China's foreign exchange reserves, already the world's largest, surpassed $1.43 trillion at the end of September, the central bank said Oct. 12. The figure was up 45.1% from a year earlier.
The news came the same day that the government said the trade surplus, the main source of forex reserve growth, hit $185.7 billion in the first nine months, exceeding the $177.5 billion for all of last year.
In the first nine months of 2007, foreign direct investment rose 10.9% from the same period in 2006 to $47.2 billion.
Having accumulated this vast amount of money, Chinese policy-makers are faced with the challenge of finding good ways to invest it. About 70% of foreign reserves is generally believed to be held in U.S. dollar-denominated paper, principally U.S. government bonds. This has proved a less-than-ideal solution, given not just the low yields on government debt, but also the weakening of the U.S. currency. To cope with this problem, the government late last month launched the China Investment Corp., charged with managing about $200 billion of the nation's reserves.
The China Investment Corp. will try to maximize the proceeds via long-term investments "within a range of acceptable risks," according to earlier reports in the state media.
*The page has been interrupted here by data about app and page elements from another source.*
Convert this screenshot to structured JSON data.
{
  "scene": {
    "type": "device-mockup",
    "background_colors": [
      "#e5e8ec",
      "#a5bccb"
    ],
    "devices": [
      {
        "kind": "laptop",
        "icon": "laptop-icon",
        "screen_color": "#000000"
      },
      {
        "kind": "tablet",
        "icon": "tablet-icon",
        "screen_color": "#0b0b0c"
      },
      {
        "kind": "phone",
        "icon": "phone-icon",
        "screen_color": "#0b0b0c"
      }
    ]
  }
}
The investment corporation's actions are being closely watched worldwide for their possible impact on financial markets.
Copyright Agence France-Presse, 2007